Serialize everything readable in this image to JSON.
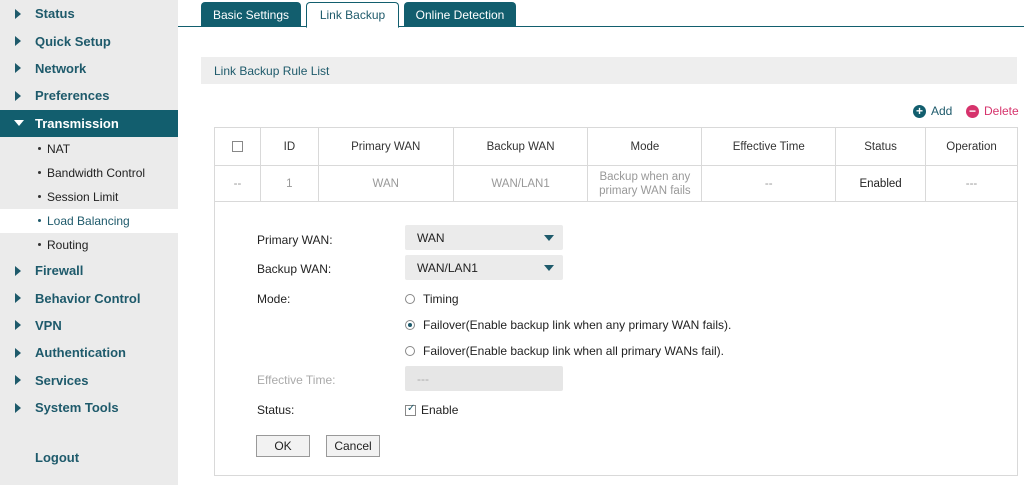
{
  "sidebar": {
    "items": [
      {
        "label": "Status"
      },
      {
        "label": "Quick Setup"
      },
      {
        "label": "Network"
      },
      {
        "label": "Preferences"
      },
      {
        "label": "Transmission"
      },
      {
        "label": "Firewall"
      },
      {
        "label": "Behavior Control"
      },
      {
        "label": "VPN"
      },
      {
        "label": "Authentication"
      },
      {
        "label": "Services"
      },
      {
        "label": "System Tools"
      }
    ],
    "sub_items": [
      {
        "label": "NAT"
      },
      {
        "label": "Bandwidth Control"
      },
      {
        "label": "Session Limit"
      },
      {
        "label": "Load Balancing"
      },
      {
        "label": "Routing"
      }
    ],
    "logout": "Logout"
  },
  "tabs": [
    {
      "label": "Basic Settings"
    },
    {
      "label": "Link Backup"
    },
    {
      "label": "Online Detection"
    }
  ],
  "section": {
    "title": "Link Backup Rule List"
  },
  "actions": {
    "add": "Add",
    "delete": "Delete"
  },
  "table": {
    "headers": [
      "ID",
      "Primary WAN",
      "Backup WAN",
      "Mode",
      "Effective Time",
      "Status",
      "Operation"
    ],
    "row": {
      "select": "--",
      "id": "1",
      "primary_wan": "WAN",
      "backup_wan": "WAN/LAN1",
      "mode_line1": "Backup when any",
      "mode_line2": "primary WAN fails",
      "effective_time": "--",
      "status": "Enabled",
      "operation": "---"
    }
  },
  "form": {
    "primary_wan_label": "Primary WAN:",
    "primary_wan_value": "WAN",
    "backup_wan_label": "Backup WAN:",
    "backup_wan_value": "WAN/LAN1",
    "mode_label": "Mode:",
    "mode_options": [
      "Timing",
      "Failover(Enable backup link when any primary WAN fails).",
      "Failover(Enable backup link when all primary WANs fail)."
    ],
    "mode_selected_index": 1,
    "effective_time_label": "Effective Time:",
    "effective_time_value": "---",
    "status_label": "Status:",
    "status_checkbox_label": "Enable",
    "status_enabled": true,
    "ok_label": "OK",
    "cancel_label": "Cancel"
  },
  "colors": {
    "accent": "#125e6e",
    "accent_text": "#1e5a6b",
    "delete": "#d6336c"
  }
}
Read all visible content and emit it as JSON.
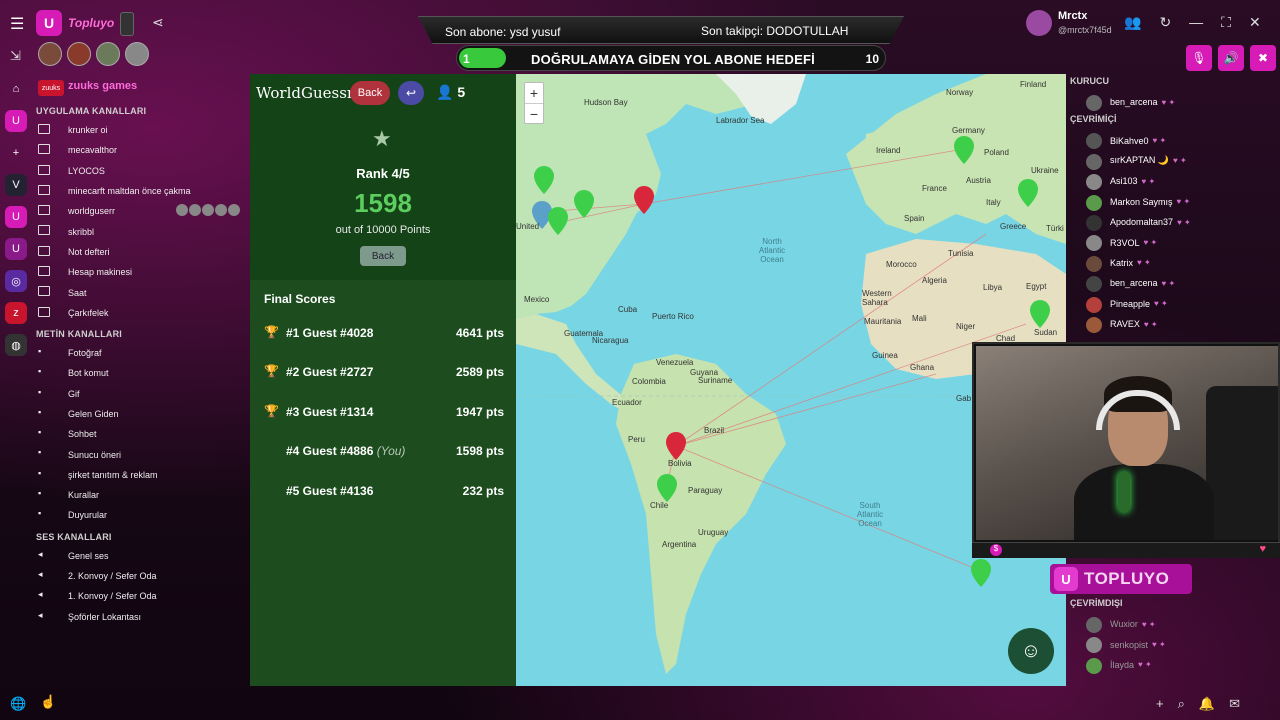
{
  "app": {
    "brand_name": "Topluyo",
    "user_name": "Mrctx",
    "user_handle": "@mrctx7f45d"
  },
  "ticker": {
    "last_sub": "Son abone: ysd yusuf",
    "last_follower": "Son takipçi: DODOTULLAH"
  },
  "goal": {
    "start": "1",
    "label": "DOĞRULAMAYA GİDEN YOL ABONE HEDEFİ",
    "end": "10",
    "progress_fraction": 0.11
  },
  "sidebar": {
    "server_name": "zuuks games",
    "section_app": "UYGULAMA KANALLARI",
    "app_channels": [
      "krunker oi",
      "mecavalthor",
      "LYOCOS",
      "minecarft maltdan önce çakma",
      "worldguserr",
      "skribbl",
      "Not defteri",
      "Hesap makinesi",
      "Saat",
      "Çarkıfelek"
    ],
    "section_text": "METİN KANALLARI",
    "text_channels": [
      "Fotoğraf",
      "Bot komut",
      "Gif",
      "Gelen Giden",
      "Sohbet",
      "Sunucu öneri",
      "şirket tanıtım & reklam",
      "Kurallar",
      "Duyurular"
    ],
    "section_voice": "SES KANALLARI",
    "voice_channels": [
      "Genel ses",
      "2. Konvoy / Sefer Oda",
      "1. Konvoy / Sefer Oda",
      "Şoförler Lokantası"
    ]
  },
  "game": {
    "title": "WorldGuessr",
    "back_label": "Back",
    "return_icon": "↩",
    "player_count": "5",
    "rank": "Rank 4/5",
    "score": "1598",
    "score_sub": "out of 10000 Points",
    "back_small": "Back",
    "final_title": "Final Scores",
    "scores": [
      {
        "name": "#1 Guest #4028",
        "you": "",
        "pts": "4641 pts",
        "trophy": "gold"
      },
      {
        "name": "#2 Guest #2727",
        "you": "",
        "pts": "2589 pts",
        "trophy": "silver"
      },
      {
        "name": "#3 Guest #1314",
        "you": "",
        "pts": "1947 pts",
        "trophy": "bronze"
      },
      {
        "name": "#4 Guest #4886",
        "you": "(You)",
        "pts": "1598 pts",
        "trophy": ""
      },
      {
        "name": "#5 Guest #4136",
        "you": "",
        "pts": "232 pts",
        "trophy": ""
      }
    ]
  },
  "map": {
    "zoom_in": "+",
    "zoom_out": "−",
    "labels": {
      "hudson_bay": "Hudson Bay",
      "labrador": "Labrador Sea",
      "norway": "Norway",
      "finland": "Finland",
      "ireland": "Ireland",
      "poland": "Poland",
      "ukraine": "Ukraine",
      "germany": "Germany",
      "france": "France",
      "austria": "Austria",
      "spain": "Spain",
      "italy": "Italy",
      "greece": "Greece",
      "turkey": "Türki",
      "united": "United",
      "mexico": "Mexico",
      "cuba": "Cuba",
      "puerto_rico": "Puerto Rico",
      "guatemala": "Guatemala",
      "nicaragua": "Nicaragua",
      "venezuela": "Venezuela",
      "guyana": "Guyana",
      "suriname": "Suriname",
      "colombia": "Colombia",
      "ecuador": "Ecuador",
      "peru": "Peru",
      "brazil": "Brazil",
      "bolivia": "Bolivia",
      "paraguay": "Paraguay",
      "chile": "Chile",
      "uruguay": "Uruguay",
      "argentina": "Argentina",
      "morocco": "Morocco",
      "tunisia": "Tunisia",
      "algeria": "Algeria",
      "libya": "Libya",
      "egypt": "Egypt",
      "western_sahara": "Western Sahara",
      "mauritania": "Mauritania",
      "mali": "Mali",
      "niger": "Niger",
      "chad": "Chad",
      "sudan": "Sudan",
      "guinea": "Guinea",
      "ghana": "Ghana",
      "gab": "Gab",
      "n_atlantic": "North Atlantic Ocean",
      "s_atlantic": "South Atlantic Ocean"
    },
    "emoji_icon": "☺"
  },
  "members": {
    "section_founder": "KURUCU",
    "founder": [
      "ben_arcena"
    ],
    "section_online": "ÇEVRİMİÇİ",
    "online": [
      "BiKahve0",
      "sırKAPTAN 🌙",
      "Asi103",
      "Markon Saymış",
      "Apodomaltan37",
      "R3VOL",
      "Katrix",
      "ben_arcena",
      "Pineapple",
      "RAVEX"
    ],
    "section_offline": "ÇEVRİMDIŞI",
    "offline": [
      "Wuxior",
      "senkopist",
      "İlayda"
    ]
  },
  "overlay": {
    "banner": "TOPLUYO"
  },
  "colors": {
    "accent": "#d61bb6",
    "game_panel": "#1d4d1f",
    "score_green": "#5ccd5e",
    "map_water": "#78d6e4"
  }
}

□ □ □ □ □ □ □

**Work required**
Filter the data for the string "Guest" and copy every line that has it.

**Solution below**
        "name": "#1 Guest #4028",
        "name": "#2 Guest #2727",
        "name": "#3 Guest #1314",
        "name": "#4 Guest #4886",
        "name": "#5 Guest #4136",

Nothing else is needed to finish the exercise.